Information supplied.
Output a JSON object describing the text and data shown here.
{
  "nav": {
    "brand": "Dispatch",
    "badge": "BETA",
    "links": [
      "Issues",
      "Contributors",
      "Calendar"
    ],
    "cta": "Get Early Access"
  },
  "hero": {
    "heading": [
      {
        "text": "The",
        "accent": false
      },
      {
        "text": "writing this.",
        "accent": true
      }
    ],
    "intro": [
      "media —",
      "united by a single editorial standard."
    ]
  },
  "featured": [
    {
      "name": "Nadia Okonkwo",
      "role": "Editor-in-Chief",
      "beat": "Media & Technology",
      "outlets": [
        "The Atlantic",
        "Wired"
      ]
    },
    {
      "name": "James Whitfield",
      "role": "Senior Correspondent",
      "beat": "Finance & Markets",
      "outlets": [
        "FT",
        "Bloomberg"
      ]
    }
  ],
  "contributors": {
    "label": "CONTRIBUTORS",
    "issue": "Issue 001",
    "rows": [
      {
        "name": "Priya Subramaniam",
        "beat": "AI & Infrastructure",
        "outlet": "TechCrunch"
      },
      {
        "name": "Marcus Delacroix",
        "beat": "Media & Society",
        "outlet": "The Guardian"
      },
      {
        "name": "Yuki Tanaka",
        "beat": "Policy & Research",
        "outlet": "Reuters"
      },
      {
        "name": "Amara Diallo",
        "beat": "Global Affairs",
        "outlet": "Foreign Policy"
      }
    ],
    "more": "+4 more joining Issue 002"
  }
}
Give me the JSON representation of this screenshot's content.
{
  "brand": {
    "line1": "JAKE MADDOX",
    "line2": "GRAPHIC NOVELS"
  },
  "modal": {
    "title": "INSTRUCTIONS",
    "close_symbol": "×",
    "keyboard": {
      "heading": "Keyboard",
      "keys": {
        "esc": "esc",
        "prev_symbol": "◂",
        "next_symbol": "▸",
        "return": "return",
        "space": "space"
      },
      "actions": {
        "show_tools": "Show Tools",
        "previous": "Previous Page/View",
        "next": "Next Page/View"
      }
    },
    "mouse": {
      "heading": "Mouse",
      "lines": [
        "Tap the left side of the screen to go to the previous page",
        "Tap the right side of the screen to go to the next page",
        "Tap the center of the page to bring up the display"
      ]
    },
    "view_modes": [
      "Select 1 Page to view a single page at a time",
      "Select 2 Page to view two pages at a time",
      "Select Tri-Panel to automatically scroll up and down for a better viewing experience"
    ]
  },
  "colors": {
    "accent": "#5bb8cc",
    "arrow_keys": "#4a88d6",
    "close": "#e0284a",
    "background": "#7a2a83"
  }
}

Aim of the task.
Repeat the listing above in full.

Solution for this exercise.
Output a JSON object describing the text and data shown here.
{
  "nav": {
    "brand": "Dispatch",
    "badge": "BETA",
    "links": [
      "Issues",
      "Contributors",
      "Calendar"
    ],
    "cta": "Get Early Access"
  },
  "hero": {
    "heading": [
      {
        "text": "The",
        "accent": false
      },
      {
        "text": "writing this.",
        "accent": true
      }
    ],
    "intro": [
      "media —",
      "united by a single editorial standard."
    ]
  },
  "featured": [
    {
      "name": "Nadia Okonkwo",
      "role": "Editor-in-Chief",
      "beat": "Media & Technology",
      "outlets": [
        "The Atlantic",
        "Wired"
      ]
    },
    {
      "name": "James Whitfield",
      "role": "Senior Correspondent",
      "beat": "Finance & Markets",
      "outlets": [
        "FT",
        "Bloomberg"
      ]
    }
  ],
  "contributors": {
    "label": "CONTRIBUTORS",
    "issue": "Issue 001",
    "rows": [
      {
        "name": "Priya Subramaniam",
        "beat": "AI & Infrastructure",
        "outlet": "TechCrunch"
      },
      {
        "name": "Marcus Delacroix",
        "beat": "Media & Society",
        "outlet": "The Guardian"
      },
      {
        "name": "Yuki Tanaka",
        "beat": "Policy & Research",
        "outlet": "Reuters"
      },
      {
        "name": "Amara Diallo",
        "beat": "Global Affairs",
        "outlet": "Foreign Policy"
      }
    ],
    "more": "+4 more joining Issue 002"
  }
}
Give me the JSON representation of this screenshot's content.
{
  "brand": {
    "line1": "JAKE MADDOX",
    "line2": "GRAPHIC NOVELS"
  },
  "modal": {
    "title": "INSTRUCTIONS",
    "close_symbol": "×",
    "keyboard": {
      "heading": "Keyboard",
      "keys": {
        "esc": "esc",
        "prev_symbol": "◂",
        "next_symbol": "▸",
        "return": "return",
        "space": "space"
      },
      "actions": {
        "show_tools": "Show Tools",
        "previous": "Previous Page/View",
        "next": "Next Page/View"
      }
    },
    "mouse": {
      "heading": "Mouse",
      "lines": [
        "Tap the left side of the screen to go to the previous page",
        "Tap the right side of the screen to go to the next page",
        "Tap the center of the page to bring up the display"
      ]
    },
    "view_modes": [
      "Select 1 Page to view a single page at a time",
      "Select 2 Page to view two pages at a time",
      "Select Tri-Panel to automatically scroll up and down for a better viewing experience"
    ]
  },
  "colors": {
    "accent": "#5bb8cc",
    "arrow_keys": "#4a88d6",
    "close": "#e0284a",
    "background": "#7a2a83"
  }
}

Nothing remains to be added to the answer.